This past August, the United States Department of Health and Human Services (HHS) Office for Civil Rights (OCR) received a complaint that Housing Works Inc., out of New York, had failed to provide a patient with a copy of his medical records. The patient argued that the health care organization’s failure to provide the requested information was a violation of the patient’s rights under the Health Insurance Portability and Accountability Act (HIPAA). This compliant triggered an investigation. Upon facing the allegations, the healthcare provider chose to settle the claim instead of fight back.
It is important to note that the settlement is not an admission of guilt or a concession by the HHS. Instead, it focuses specifically on resolution of this complaint. This allows the healthcare provider to resolve the issue and move forward without the unnecessary burden of a lingering issue and the additional expenses that come with formal proceedings.
To resolve this issue, Housing Works will pay the HHS $38,000 and enter into a corrective action plan. The terms of the plan include a review and revision of the organization’s current polices and procedures related to protected health information and training to workers within 30 calendar days of the agency’s approval of the plan.
Other healthcare professionals can learn two things from this settlement agreement. First, it is important to note that the settlement amount was relatively small.
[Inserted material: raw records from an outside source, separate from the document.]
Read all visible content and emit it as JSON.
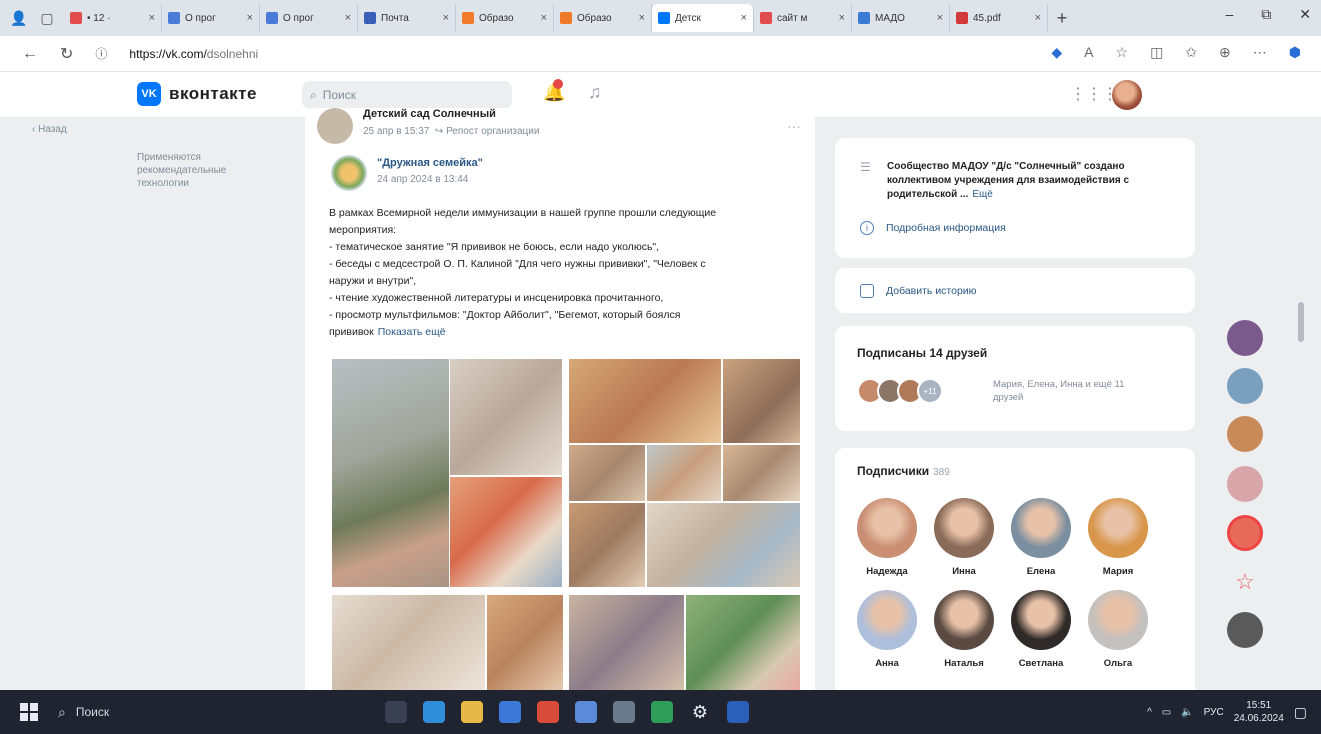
{
  "browser": {
    "tabs": [
      {
        "label": "• 12 ·",
        "color": "#e34c4c"
      },
      {
        "label": "О прог",
        "color": "#4a7bd6"
      },
      {
        "label": "О прог",
        "color": "#4a7bd6"
      },
      {
        "label": "Почта",
        "color": "#3a5fb8"
      },
      {
        "label": "Образо",
        "color": "#f07a2a"
      },
      {
        "label": "Образо",
        "color": "#f07a2a"
      },
      {
        "label": "Детск",
        "color": "#0077ff",
        "active": true
      },
      {
        "label": "сайт м",
        "color": "#e34c4c"
      },
      {
        "label": "МАДО",
        "color": "#3a7bd6"
      },
      {
        "label": "45.pdf",
        "color": "#d23a3a"
      }
    ],
    "tab_close": "×",
    "new_tab": "+",
    "window_controls": {
      "minimize": "–",
      "restore": "⧉",
      "close": "✕"
    },
    "url_host": "https://vk.com/",
    "url_path": "dsolnehni"
  },
  "vk_header": {
    "logo_mark": "VK",
    "logo_text": "вконтакте",
    "search_placeholder": "Поиск"
  },
  "left_menu": {
    "back_label": "Назад",
    "recommend_label": "Применяются рекомендательные технологии"
  },
  "post": {
    "group_name": "Детский сад Солнечный",
    "group_date": "25 апр в 15:37",
    "group_tag": "Репост организации",
    "original_name": "\"Дружная семейка\"",
    "original_date": "24 апр 2024 в 13:44",
    "text_lines": [
      "В рамках Всемирной недели иммунизации в нашей группе прошли следующие",
      "мероприятия:",
      "- тематическое занятие \"Я прививок не боюсь, если надо уколюсь\",",
      "- беседы с медсестрой О. П. Калиной \"Для чего нужны прививки\", \"Человек с",
      "наружи и внутри\",",
      "- чтение художественной литературы и инсценировка прочитанного,",
      "- просмотр мультфильмов: \"Доктор Айболит\", \"Бегемот, который боялся"
    ],
    "last_line": "прививок",
    "show_more": "Показать ещё"
  },
  "about": {
    "text": "Сообщество МАДОУ \"Д/с \"Солнечный\" создано коллективом учреждения для взаимодействия с родительской ...",
    "more": "Ещё",
    "details_link": "Подробная информация",
    "add_story": "Добавить историю"
  },
  "friends": {
    "title": "Подписаны 14 друзей",
    "summary": "Мария, Елена, Инна и ещё 11 друзей",
    "extra_badge": "+11"
  },
  "subscribers": {
    "title": "Подписчики",
    "count": "389",
    "people": [
      {
        "name": "Надежда",
        "color": "#c98e73"
      },
      {
        "name": "Инна",
        "color": "#8a6a58"
      },
      {
        "name": "Елена",
        "color": "#7b8fa0"
      },
      {
        "name": "Мария",
        "color": "#d8964a"
      },
      {
        "name": "Анна",
        "color": "#aebfdc"
      },
      {
        "name": "Наталья",
        "color": "#5a4a42"
      },
      {
        "name": "Светлана",
        "color": "#2f2a28"
      },
      {
        "name": "Ольга",
        "color": "#c4c0bd"
      }
    ]
  },
  "taskbar": {
    "search_label": "Поиск",
    "lang": "РУС",
    "time": "15:51",
    "date": "24.06.2024"
  },
  "colors": {
    "vk_blue": "#0077ff",
    "link": "#2a5885",
    "muted": "#818c99",
    "page_bg": "#edeef0"
  }
}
The HHS could begin issuing larger fees if it feels a need to deter healthcare providers from similar actions in the future. Second, the agency’s response was prompt and they also expect future actions expected by the healthcare organization to occur in a timely manner. Healthcare providers in a similar situation are wise to prepare for the agency to expect prompt action by the healthcare organization facing allegations of a violation.